St. Cloud State spokeswoman Marge Proell said the man has been linked only to the Stearns Hall incident.
In a statement issued Thursday to students and staff, St. Cloud State President Earl H. Potter III said the university will address the matter under the Student Code of Conduct.
As many as 19 such incidents have been reported to campus security since November. The university has issued eight safety alerts during that time related to the incidents.
4. Intentionally, recklessly or negligently placing any person under mental duress or causing any person to be in fear of physical danger through verbal abuse, harassment (including repeated phone calls), sexual harassment, hazing, intimidation, threats or other conduct which threatens or endangers that person's emotional, mental or physical well-being.The question is whether the drawing of a swastika can be reasonably seen as causing mental duress. In that sense, the repeated advertising of the graffiti and other activity may have created the expectation that a student will be protected from seeing the symbol. (I worry I might have just suggested the prosecution's strategy.) If they pursue this case, it will be one broadly watched among free speech advocates. The ACLU is already on the case:
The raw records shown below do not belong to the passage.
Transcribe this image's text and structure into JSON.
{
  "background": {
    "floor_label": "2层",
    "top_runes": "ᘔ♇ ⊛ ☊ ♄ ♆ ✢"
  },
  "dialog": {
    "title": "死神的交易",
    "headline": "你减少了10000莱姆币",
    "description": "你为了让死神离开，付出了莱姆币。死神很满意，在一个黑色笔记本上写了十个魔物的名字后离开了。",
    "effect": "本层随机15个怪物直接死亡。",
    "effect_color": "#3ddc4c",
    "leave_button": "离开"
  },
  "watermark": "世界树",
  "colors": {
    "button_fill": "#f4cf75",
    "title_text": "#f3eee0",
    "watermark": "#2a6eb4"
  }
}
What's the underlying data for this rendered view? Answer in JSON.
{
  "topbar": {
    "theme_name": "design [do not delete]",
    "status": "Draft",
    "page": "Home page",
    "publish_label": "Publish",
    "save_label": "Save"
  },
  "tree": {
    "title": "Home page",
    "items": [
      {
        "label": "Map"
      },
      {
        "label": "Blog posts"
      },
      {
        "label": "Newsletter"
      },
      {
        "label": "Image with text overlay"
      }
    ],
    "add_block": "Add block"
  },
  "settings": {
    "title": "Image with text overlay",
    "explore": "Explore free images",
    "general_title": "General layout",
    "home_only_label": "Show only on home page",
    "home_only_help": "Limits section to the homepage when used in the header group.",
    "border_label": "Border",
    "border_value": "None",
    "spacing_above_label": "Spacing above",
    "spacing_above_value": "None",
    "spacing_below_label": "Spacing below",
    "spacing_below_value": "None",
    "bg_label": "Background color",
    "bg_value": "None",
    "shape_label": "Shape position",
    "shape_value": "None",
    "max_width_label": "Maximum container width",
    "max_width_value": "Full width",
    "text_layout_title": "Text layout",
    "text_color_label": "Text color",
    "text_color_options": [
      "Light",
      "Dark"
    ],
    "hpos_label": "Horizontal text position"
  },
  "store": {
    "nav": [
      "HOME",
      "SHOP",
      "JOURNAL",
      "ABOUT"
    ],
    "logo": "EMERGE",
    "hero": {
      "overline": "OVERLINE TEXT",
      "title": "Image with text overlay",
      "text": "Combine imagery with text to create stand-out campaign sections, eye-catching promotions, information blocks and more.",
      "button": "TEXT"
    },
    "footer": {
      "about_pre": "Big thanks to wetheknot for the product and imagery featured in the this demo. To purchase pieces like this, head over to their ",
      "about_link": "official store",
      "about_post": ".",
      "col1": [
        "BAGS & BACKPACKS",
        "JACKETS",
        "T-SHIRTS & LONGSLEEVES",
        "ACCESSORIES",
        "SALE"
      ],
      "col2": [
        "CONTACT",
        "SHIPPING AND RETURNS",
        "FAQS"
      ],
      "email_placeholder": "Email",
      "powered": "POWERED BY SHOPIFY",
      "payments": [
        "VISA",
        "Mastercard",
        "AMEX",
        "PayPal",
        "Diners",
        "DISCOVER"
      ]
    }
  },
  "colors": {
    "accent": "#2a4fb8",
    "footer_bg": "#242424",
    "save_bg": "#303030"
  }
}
The ACLU has an older FAQ on hate speech and free speech on campus. It's worth noting Ms. Nelson's qualification of the line as depending on our being "a public university campus." I read with interest an old post by David Bernstein in which the ACLU made a case in favor of four neo-Nazis wearing swastika lapel pins into a private restaurant and being arrested when they refused to either remove the pins or leave. In that case, the restaurant owner had a legitimate private property right to ask for the pins to be hidden in order to serve the patrons. But dorms are weird in that they're public university but a place where students might expect more privacy. As I'm not a lawyer, I'm not going to speculate on how that gets solved.
Teresa Nelson, legal counsel for the Minnesota American Civil Liberties Union, said the line between free speech and preventing a hostile environment on a public university campus isn't always clear.
...Nelson said it's tough to know at what point controlling acts such as the recent incidents becomes censorship of people expressing opinions.
We will now wait to see if the graffiti stops. If it does, there will be naturally the suspicion that the student identified may be responsible for more than the one. But it is also possible that the student is a copycat, using the press hysteria and campus angst to call attention to himself, or perhaps to make himself a First Amendment martyr. We shall see.